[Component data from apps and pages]
──────

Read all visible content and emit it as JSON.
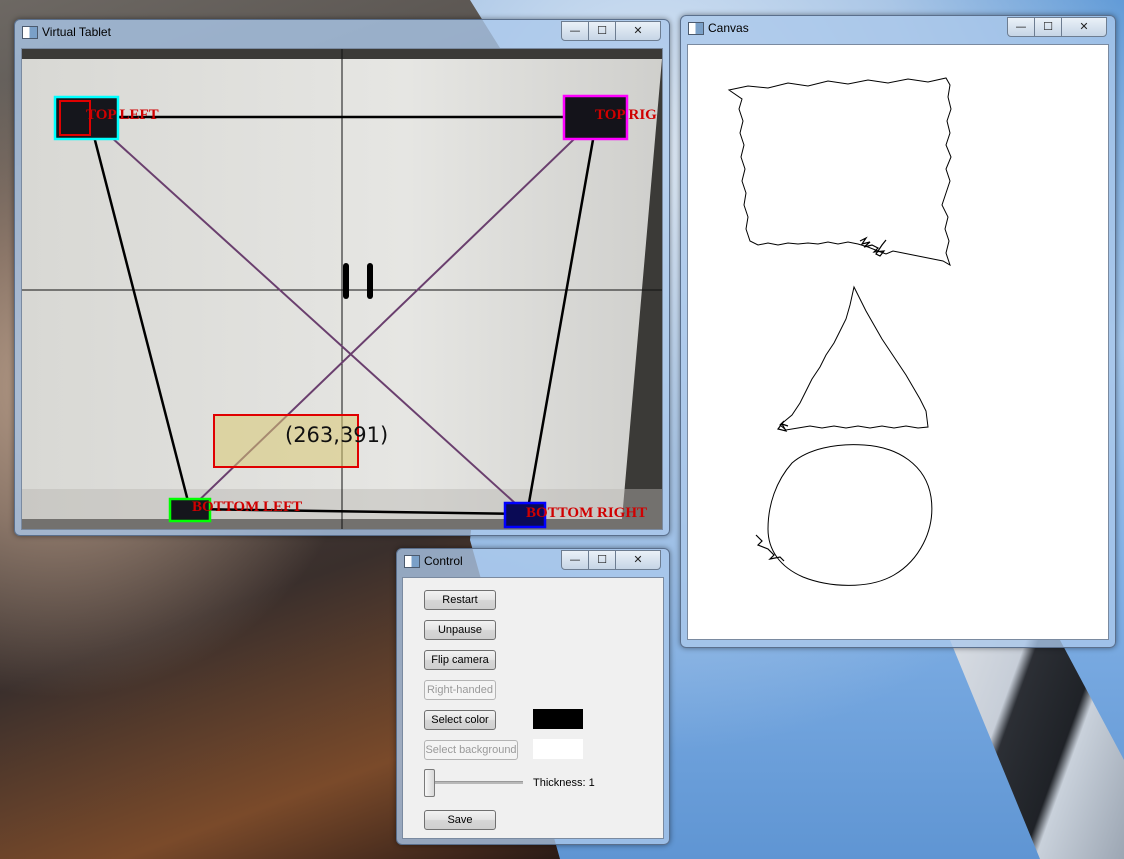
{
  "windows": {
    "virtual_tablet": {
      "title": "Virtual Tablet",
      "labels": {
        "top_left": "TOP LEFT",
        "top_right": "TOP RIG",
        "bottom_left": "BOTTOM LEFT",
        "bottom_right": "BOTTOM RIGHT"
      },
      "pointer_coordinate": "(263,391)"
    },
    "canvas": {
      "title": "Canvas"
    },
    "control": {
      "title": "Control",
      "buttons": {
        "restart": "Restart",
        "unpause": "Unpause",
        "flip_camera": "Flip camera",
        "right_handed": "Right-handed",
        "select_color": "Select color",
        "select_background": "Select background",
        "save": "Save"
      },
      "thickness_label": "Thickness: 1",
      "thickness_value": 1,
      "color_swatch": "#000000",
      "background_swatch": "#ffffff"
    }
  },
  "window_controls": {
    "minimize": "—",
    "maximize": "☐",
    "close": "✕"
  },
  "icons": [
    "app-window-icon",
    "minimize-icon",
    "maximize-icon",
    "close-icon",
    "pause-icon"
  ],
  "colors": {
    "label_red": "#d00000",
    "marker_cyan": "#00ffff",
    "marker_magenta": "#ff00ff",
    "marker_green": "#00ff00",
    "marker_blue": "#0000ff",
    "diagonal_purple": "#6a3f6e"
  }
}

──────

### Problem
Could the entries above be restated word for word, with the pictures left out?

### Solution for this exercise
Read all visible content and emit it as JSON.
{
  "windows": {
    "virtual_tablet": {
      "title": "Virtual Tablet",
      "labels": {
        "top_left": "TOP LEFT",
        "top_right": "TOP RIG",
        "bottom_left": "BOTTOM LEFT",
        "bottom_right": "BOTTOM RIGHT"
      },
      "pointer_coordinate": "(263,391)"
    },
    "canvas": {
      "title": "Canvas"
    },
    "control": {
      "title": "Control",
      "buttons": {
        "restart": "Restart",
        "unpause": "Unpause",
        "flip_camera": "Flip camera",
        "right_handed": "Right-handed",
        "select_color": "Select color",
        "select_background": "Select background",
        "save": "Save"
      },
      "thickness_label": "Thickness: 1",
      "thickness_value": 1,
      "color_swatch": "#000000",
      "background_swatch": "#ffffff"
    }
  },
  "window_controls": {
    "minimize": "—",
    "maximize": "☐",
    "close": "✕"
  },
  "icons": [
    "app-window-icon",
    "minimize-icon",
    "maximize-icon",
    "close-icon",
    "pause-icon"
  ],
  "colors": {
    "label_red": "#d00000",
    "marker_cyan": "#00ffff",
    "marker_magenta": "#ff00ff",
    "marker_green": "#00ff00",
    "marker_blue": "#0000ff",
    "diagonal_purple": "#6a3f6e"
  }
}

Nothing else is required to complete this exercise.